- TASK DETAILS:
Retype the data in its entirety, with no word changed.

Dataset rows describing interfaces

****

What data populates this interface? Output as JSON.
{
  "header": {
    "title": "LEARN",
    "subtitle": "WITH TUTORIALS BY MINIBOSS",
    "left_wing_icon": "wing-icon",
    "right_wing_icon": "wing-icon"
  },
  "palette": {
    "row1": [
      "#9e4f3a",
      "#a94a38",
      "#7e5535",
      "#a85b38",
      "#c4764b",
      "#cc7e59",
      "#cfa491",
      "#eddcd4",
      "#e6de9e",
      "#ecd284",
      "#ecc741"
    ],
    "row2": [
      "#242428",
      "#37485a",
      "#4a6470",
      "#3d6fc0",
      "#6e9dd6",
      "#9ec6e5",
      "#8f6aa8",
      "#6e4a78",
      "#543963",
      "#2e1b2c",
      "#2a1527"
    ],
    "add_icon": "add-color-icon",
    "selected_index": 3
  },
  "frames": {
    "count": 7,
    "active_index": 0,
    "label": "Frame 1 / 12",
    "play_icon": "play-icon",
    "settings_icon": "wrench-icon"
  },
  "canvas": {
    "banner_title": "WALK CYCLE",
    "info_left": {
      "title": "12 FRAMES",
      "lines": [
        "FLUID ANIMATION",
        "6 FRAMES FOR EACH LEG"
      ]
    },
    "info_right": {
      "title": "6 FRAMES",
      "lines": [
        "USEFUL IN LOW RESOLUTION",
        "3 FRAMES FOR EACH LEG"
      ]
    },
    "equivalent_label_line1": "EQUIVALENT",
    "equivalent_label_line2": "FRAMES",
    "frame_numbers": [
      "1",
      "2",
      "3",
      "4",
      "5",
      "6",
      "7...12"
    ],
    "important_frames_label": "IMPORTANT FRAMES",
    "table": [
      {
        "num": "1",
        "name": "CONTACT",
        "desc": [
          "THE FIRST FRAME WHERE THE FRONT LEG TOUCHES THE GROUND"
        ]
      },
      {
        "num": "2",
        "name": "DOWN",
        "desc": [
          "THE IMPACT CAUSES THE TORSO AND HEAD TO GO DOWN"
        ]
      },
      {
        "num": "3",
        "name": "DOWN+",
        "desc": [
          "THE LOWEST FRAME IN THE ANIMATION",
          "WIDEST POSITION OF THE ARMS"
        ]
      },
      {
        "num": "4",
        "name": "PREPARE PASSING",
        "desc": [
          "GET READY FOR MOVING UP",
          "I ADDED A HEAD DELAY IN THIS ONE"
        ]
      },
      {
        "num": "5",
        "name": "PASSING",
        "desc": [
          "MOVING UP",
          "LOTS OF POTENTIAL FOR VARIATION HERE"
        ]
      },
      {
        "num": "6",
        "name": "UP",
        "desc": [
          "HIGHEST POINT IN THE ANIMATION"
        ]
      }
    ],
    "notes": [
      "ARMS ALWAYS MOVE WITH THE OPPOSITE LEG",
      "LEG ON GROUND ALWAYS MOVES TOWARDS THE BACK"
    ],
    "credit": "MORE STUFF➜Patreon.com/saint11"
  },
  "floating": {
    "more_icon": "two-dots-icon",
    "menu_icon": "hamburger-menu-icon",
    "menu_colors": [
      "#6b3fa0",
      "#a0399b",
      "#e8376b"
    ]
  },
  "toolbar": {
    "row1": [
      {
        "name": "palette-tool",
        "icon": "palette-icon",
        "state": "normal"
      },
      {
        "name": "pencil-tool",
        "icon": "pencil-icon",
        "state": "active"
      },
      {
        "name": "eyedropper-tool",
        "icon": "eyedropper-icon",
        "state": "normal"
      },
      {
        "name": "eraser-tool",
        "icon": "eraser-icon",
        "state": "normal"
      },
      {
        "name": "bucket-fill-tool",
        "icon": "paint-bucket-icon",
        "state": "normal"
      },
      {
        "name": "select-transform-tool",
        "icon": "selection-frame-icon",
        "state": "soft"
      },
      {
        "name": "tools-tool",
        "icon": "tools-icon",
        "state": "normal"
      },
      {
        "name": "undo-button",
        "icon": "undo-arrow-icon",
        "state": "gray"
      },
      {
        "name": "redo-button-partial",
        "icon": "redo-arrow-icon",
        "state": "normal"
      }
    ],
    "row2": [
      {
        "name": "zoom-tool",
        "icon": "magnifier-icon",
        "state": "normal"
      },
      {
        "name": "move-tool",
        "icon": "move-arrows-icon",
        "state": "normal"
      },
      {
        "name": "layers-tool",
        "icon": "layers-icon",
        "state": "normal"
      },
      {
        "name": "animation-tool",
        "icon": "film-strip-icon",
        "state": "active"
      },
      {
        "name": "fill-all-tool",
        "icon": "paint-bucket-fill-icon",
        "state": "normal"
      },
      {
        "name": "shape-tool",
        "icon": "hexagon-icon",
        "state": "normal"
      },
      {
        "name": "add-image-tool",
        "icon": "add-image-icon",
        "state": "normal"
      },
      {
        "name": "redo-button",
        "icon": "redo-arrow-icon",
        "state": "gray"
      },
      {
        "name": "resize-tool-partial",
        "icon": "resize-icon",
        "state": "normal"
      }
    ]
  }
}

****

- TASK SOLUTION:
What data populates this interface? Output as JSON.
{
  "header": {
    "title": "LEARN",
    "subtitle": "WITH TUTORIALS BY MINIBOSS",
    "left_wing_icon": "wing-icon",
    "right_wing_icon": "wing-icon"
  },
  "palette": {
    "row1": [
      "#9e4f3a",
      "#a94a38",
      "#7e5535",
      "#a85b38",
      "#c4764b",
      "#cc7e59",
      "#cfa491",
      "#eddcd4",
      "#e6de9e",
      "#ecd284",
      "#ecc741"
    ],
    "row2": [
      "#242428",
      "#37485a",
      "#4a6470",
      "#3d6fc0",
      "#6e9dd6",
      "#9ec6e5",
      "#8f6aa8",
      "#6e4a78",
      "#543963",
      "#2e1b2c",
      "#2a1527"
    ],
    "add_icon": "add-color-icon",
    "selected_index": 3
  },
  "frames": {
    "count": 7,
    "active_index": 0,
    "label": "Frame 1 / 12",
    "play_icon": "play-icon",
    "settings_icon": "wrench-icon"
  },
  "canvas": {
    "banner_title": "WALK CYCLE",
    "info_left": {
      "title": "12 FRAMES",
      "lines": [
        "FLUID ANIMATION",
        "6 FRAMES FOR EACH LEG"
      ]
    },
    "info_right": {
      "title": "6 FRAMES",
      "lines": [
        "USEFUL IN LOW RESOLUTION",
        "3 FRAMES FOR EACH LEG"
      ]
    },
    "equivalent_label_line1": "EQUIVALENT",
    "equivalent_label_line2": "FRAMES",
    "frame_numbers": [
      "1",
      "2",
      "3",
      "4",
      "5",
      "6",
      "7...12"
    ],
    "important_frames_label": "IMPORTANT FRAMES",
    "table": [
      {
        "num": "1",
        "name": "CONTACT",
        "desc": [
          "THE FIRST FRAME WHERE THE FRONT LEG TOUCHES THE GROUND"
        ]
      },
      {
        "num": "2",
        "name": "DOWN",
        "desc": [
          "THE IMPACT CAUSES THE TORSO AND HEAD TO GO DOWN"
        ]
      },
      {
        "num": "3",
        "name": "DOWN+",
        "desc": [
          "THE LOWEST FRAME IN THE ANIMATION",
          "WIDEST POSITION OF THE ARMS"
        ]
      },
      {
        "num": "4",
        "name": "PREPARE PASSING",
        "desc": [
          "GET READY FOR MOVING UP",
          "I ADDED A HEAD DELAY IN THIS ONE"
        ]
      },
      {
        "num": "5",
        "name": "PASSING",
        "desc": [
          "MOVING UP",
          "LOTS OF POTENTIAL FOR VARIATION HERE"
        ]
      },
      {
        "num": "6",
        "name": "UP",
        "desc": [
          "HIGHEST POINT IN THE ANIMATION"
        ]
      }
    ],
    "notes": [
      "ARMS ALWAYS MOVE WITH THE OPPOSITE LEG",
      "LEG ON GROUND ALWAYS MOVES TOWARDS THE BACK"
    ],
    "credit": "MORE STUFF➜Patreon.com/saint11"
  },
  "floating": {
    "more_icon": "two-dots-icon",
    "menu_icon": "hamburger-menu-icon",
    "menu_colors": [
      "#6b3fa0",
      "#a0399b",
      "#e8376b"
    ]
  },
  "toolbar": {
    "row1": [
      {
        "name": "palette-tool",
        "icon": "palette-icon",
        "state": "normal"
      },
      {
        "name": "pencil-tool",
        "icon": "pencil-icon",
        "state": "active"
      },
      {
        "name": "eyedropper-tool",
        "icon": "eyedropper-icon",
        "state": "normal"
      },
      {
        "name": "eraser-tool",
        "icon": "eraser-icon",
        "state": "normal"
      },
      {
        "name": "bucket-fill-tool",
        "icon": "paint-bucket-icon",
        "state": "normal"
      },
      {
        "name": "select-transform-tool",
        "icon": "selection-frame-icon",
        "state": "soft"
      },
      {
        "name": "tools-tool",
        "icon": "tools-icon",
        "state": "normal"
      },
      {
        "name": "undo-button",
        "icon": "undo-arrow-icon",
        "state": "gray"
      },
      {
        "name": "redo-button-partial",
        "icon": "redo-arrow-icon",
        "state": "normal"
      }
    ],
    "row2": [
      {
        "name": "zoom-tool",
        "icon": "magnifier-icon",
        "state": "normal"
      },
      {
        "name": "move-tool",
        "icon": "move-arrows-icon",
        "state": "normal"
      },
      {
        "name": "layers-tool",
        "icon": "layers-icon",
        "state": "normal"
      },
      {
        "name": "animation-tool",
        "icon": "film-strip-icon",
        "state": "active"
      },
      {
        "name": "fill-all-tool",
        "icon": "paint-bucket-fill-icon",
        "state": "normal"
      },
      {
        "name": "shape-tool",
        "icon": "hexagon-icon",
        "state": "normal"
      },
      {
        "name": "add-image-tool",
        "icon": "add-image-icon",
        "state": "normal"
      },
      {
        "name": "redo-button",
        "icon": "redo-arrow-icon",
        "state": "gray"
      },
      {
        "name": "resize-tool-partial",
        "icon": "resize-icon",
        "state": "normal"
      }
    ]
  }
}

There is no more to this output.